The task >>
Go through the entries below and print each one exactly.

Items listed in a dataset
....

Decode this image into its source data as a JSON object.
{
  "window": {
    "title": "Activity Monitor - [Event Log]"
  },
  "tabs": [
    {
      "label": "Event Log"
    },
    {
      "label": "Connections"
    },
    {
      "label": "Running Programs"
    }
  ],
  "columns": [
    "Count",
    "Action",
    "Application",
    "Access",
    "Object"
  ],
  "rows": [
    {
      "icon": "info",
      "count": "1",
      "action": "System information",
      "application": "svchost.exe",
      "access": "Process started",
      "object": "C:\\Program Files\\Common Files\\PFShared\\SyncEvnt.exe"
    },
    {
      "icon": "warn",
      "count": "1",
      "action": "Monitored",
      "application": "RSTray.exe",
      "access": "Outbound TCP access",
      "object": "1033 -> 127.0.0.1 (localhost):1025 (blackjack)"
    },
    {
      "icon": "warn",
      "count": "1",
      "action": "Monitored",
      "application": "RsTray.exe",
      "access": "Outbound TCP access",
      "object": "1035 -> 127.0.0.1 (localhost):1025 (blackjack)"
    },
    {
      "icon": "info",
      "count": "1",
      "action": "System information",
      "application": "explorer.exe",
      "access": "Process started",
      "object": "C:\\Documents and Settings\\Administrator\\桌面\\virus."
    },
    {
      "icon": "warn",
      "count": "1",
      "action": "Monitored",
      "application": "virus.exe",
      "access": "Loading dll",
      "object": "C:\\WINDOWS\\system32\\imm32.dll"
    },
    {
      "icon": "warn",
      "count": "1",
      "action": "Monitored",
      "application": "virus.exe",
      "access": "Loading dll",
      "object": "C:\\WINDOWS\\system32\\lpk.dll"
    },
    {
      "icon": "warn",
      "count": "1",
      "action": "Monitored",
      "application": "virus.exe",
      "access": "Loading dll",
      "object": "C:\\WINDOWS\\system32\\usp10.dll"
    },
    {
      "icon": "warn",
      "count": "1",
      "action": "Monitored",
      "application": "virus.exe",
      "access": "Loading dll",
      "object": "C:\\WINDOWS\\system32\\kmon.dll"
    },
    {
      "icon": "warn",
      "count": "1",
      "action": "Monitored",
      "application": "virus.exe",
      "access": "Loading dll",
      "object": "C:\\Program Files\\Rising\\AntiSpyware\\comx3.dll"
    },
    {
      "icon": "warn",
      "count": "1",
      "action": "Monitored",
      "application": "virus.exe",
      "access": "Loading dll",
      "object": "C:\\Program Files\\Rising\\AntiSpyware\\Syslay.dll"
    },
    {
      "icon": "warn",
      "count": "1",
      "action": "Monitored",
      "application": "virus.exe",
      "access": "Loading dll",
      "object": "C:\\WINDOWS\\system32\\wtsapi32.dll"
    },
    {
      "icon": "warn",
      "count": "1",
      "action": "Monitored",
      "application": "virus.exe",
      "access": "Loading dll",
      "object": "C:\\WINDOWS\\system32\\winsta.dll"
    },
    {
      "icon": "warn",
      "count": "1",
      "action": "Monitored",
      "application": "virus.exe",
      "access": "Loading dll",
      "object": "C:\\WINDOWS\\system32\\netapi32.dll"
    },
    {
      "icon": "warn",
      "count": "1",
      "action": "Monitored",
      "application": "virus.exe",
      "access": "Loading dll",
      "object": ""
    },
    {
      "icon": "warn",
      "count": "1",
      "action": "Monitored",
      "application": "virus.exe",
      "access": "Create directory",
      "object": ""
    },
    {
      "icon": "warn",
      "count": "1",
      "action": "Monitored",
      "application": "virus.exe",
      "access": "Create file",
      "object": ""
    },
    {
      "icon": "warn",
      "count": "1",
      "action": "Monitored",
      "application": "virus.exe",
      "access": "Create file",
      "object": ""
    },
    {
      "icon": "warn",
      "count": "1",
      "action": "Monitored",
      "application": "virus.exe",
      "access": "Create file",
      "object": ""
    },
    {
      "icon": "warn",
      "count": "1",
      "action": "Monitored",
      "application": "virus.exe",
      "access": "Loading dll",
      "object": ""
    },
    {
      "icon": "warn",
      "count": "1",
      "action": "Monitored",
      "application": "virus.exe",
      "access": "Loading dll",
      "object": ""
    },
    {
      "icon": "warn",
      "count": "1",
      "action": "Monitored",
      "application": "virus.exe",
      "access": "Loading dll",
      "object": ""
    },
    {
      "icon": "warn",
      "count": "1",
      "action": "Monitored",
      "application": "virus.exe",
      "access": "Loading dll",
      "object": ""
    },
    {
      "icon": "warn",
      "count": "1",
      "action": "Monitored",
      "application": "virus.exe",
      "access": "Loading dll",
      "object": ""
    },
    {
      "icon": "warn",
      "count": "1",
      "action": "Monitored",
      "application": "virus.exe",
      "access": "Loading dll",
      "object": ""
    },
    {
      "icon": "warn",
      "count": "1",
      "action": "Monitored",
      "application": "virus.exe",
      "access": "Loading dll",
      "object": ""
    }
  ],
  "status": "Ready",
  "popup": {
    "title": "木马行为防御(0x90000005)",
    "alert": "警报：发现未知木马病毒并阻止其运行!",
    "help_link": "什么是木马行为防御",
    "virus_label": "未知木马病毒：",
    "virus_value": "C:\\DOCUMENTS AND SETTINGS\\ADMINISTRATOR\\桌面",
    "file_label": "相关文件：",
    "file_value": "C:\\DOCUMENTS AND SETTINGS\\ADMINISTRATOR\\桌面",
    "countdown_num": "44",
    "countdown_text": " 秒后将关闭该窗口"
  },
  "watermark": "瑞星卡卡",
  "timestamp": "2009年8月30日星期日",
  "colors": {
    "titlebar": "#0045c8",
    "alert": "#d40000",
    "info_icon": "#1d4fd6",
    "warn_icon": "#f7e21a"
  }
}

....

Finished exercise >>
Decode this image into its source data as a JSON object.
{
  "window": {
    "title": "Activity Monitor - [Event Log]"
  },
  "tabs": [
    {
      "label": "Event Log"
    },
    {
      "label": "Connections"
    },
    {
      "label": "Running Programs"
    }
  ],
  "columns": [
    "Count",
    "Action",
    "Application",
    "Access",
    "Object"
  ],
  "rows": [
    {
      "icon": "info",
      "count": "1",
      "action": "System information",
      "application": "svchost.exe",
      "access": "Process started",
      "object": "C:\\Program Files\\Common Files\\PFShared\\SyncEvnt.exe"
    },
    {
      "icon": "warn",
      "count": "1",
      "action": "Monitored",
      "application": "RSTray.exe",
      "access": "Outbound TCP access",
      "object": "1033 -> 127.0.0.1 (localhost):1025 (blackjack)"
    },
    {
      "icon": "warn",
      "count": "1",
      "action": "Monitored",
      "application": "RsTray.exe",
      "access": "Outbound TCP access",
      "object": "1035 -> 127.0.0.1 (localhost):1025 (blackjack)"
    },
    {
      "icon": "info",
      "count": "1",
      "action": "System information",
      "application": "explorer.exe",
      "access": "Process started",
      "object": "C:\\Documents and Settings\\Administrator\\桌面\\virus."
    },
    {
      "icon": "warn",
      "count": "1",
      "action": "Monitored",
      "application": "virus.exe",
      "access": "Loading dll",
      "object": "C:\\WINDOWS\\system32\\imm32.dll"
    },
    {
      "icon": "warn",
      "count": "1",
      "action": "Monitored",
      "application": "virus.exe",
      "access": "Loading dll",
      "object": "C:\\WINDOWS\\system32\\lpk.dll"
    },
    {
      "icon": "warn",
      "count": "1",
      "action": "Monitored",
      "application": "virus.exe",
      "access": "Loading dll",
      "object": "C:\\WINDOWS\\system32\\usp10.dll"
    },
    {
      "icon": "warn",
      "count": "1",
      "action": "Monitored",
      "application": "virus.exe",
      "access": "Loading dll",
      "object": "C:\\WINDOWS\\system32\\kmon.dll"
    },
    {
      "icon": "warn",
      "count": "1",
      "action": "Monitored",
      "application": "virus.exe",
      "access": "Loading dll",
      "object": "C:\\Program Files\\Rising\\AntiSpyware\\comx3.dll"
    },
    {
      "icon": "warn",
      "count": "1",
      "action": "Monitored",
      "application": "virus.exe",
      "access": "Loading dll",
      "object": "C:\\Program Files\\Rising\\AntiSpyware\\Syslay.dll"
    },
    {
      "icon": "warn",
      "count": "1",
      "action": "Monitored",
      "application": "virus.exe",
      "access": "Loading dll",
      "object": "C:\\WINDOWS\\system32\\wtsapi32.dll"
    },
    {
      "icon": "warn",
      "count": "1",
      "action": "Monitored",
      "application": "virus.exe",
      "access": "Loading dll",
      "object": "C:\\WINDOWS\\system32\\winsta.dll"
    },
    {
      "icon": "warn",
      "count": "1",
      "action": "Monitored",
      "application": "virus.exe",
      "access": "Loading dll",
      "object": "C:\\WINDOWS\\system32\\netapi32.dll"
    },
    {
      "icon": "warn",
      "count": "1",
      "action": "Monitored",
      "application": "virus.exe",
      "access": "Loading dll",
      "object": ""
    },
    {
      "icon": "warn",
      "count": "1",
      "action": "Monitored",
      "application": "virus.exe",
      "access": "Create directory",
      "object": ""
    },
    {
      "icon": "warn",
      "count": "1",
      "action": "Monitored",
      "application": "virus.exe",
      "access": "Create file",
      "object": ""
    },
    {
      "icon": "warn",
      "count": "1",
      "action": "Monitored",
      "application": "virus.exe",
      "access": "Create file",
      "object": ""
    },
    {
      "icon": "warn",
      "count": "1",
      "action": "Monitored",
      "application": "virus.exe",
      "access": "Create file",
      "object": ""
    },
    {
      "icon": "warn",
      "count": "1",
      "action": "Monitored",
      "application": "virus.exe",
      "access": "Loading dll",
      "object": ""
    },
    {
      "icon": "warn",
      "count": "1",
      "action": "Monitored",
      "application": "virus.exe",
      "access": "Loading dll",
      "object": ""
    },
    {
      "icon": "warn",
      "count": "1",
      "action": "Monitored",
      "application": "virus.exe",
      "access": "Loading dll",
      "object": ""
    },
    {
      "icon": "warn",
      "count": "1",
      "action": "Monitored",
      "application": "virus.exe",
      "access": "Loading dll",
      "object": ""
    },
    {
      "icon": "warn",
      "count": "1",
      "action": "Monitored",
      "application": "virus.exe",
      "access": "Loading dll",
      "object": ""
    },
    {
      "icon": "warn",
      "count": "1",
      "action": "Monitored",
      "application": "virus.exe",
      "access": "Loading dll",
      "object": ""
    },
    {
      "icon": "warn",
      "count": "1",
      "action": "Monitored",
      "application": "virus.exe",
      "access": "Loading dll",
      "object": ""
    }
  ],
  "status": "Ready",
  "popup": {
    "title": "木马行为防御(0x90000005)",
    "alert": "警报：发现未知木马病毒并阻止其运行!",
    "help_link": "什么是木马行为防御",
    "virus_label": "未知木马病毒：",
    "virus_value": "C:\\DOCUMENTS AND SETTINGS\\ADMINISTRATOR\\桌面",
    "file_label": "相关文件：",
    "file_value": "C:\\DOCUMENTS AND SETTINGS\\ADMINISTRATOR\\桌面",
    "countdown_num": "44",
    "countdown_text": " 秒后将关闭该窗口"
  },
  "watermark": "瑞星卡卡",
  "timestamp": "2009年8月30日星期日",
  "colors": {
    "titlebar": "#0045c8",
    "alert": "#d40000",
    "info_icon": "#1d4fd6",
    "warn_icon": "#f7e21a"
  }
}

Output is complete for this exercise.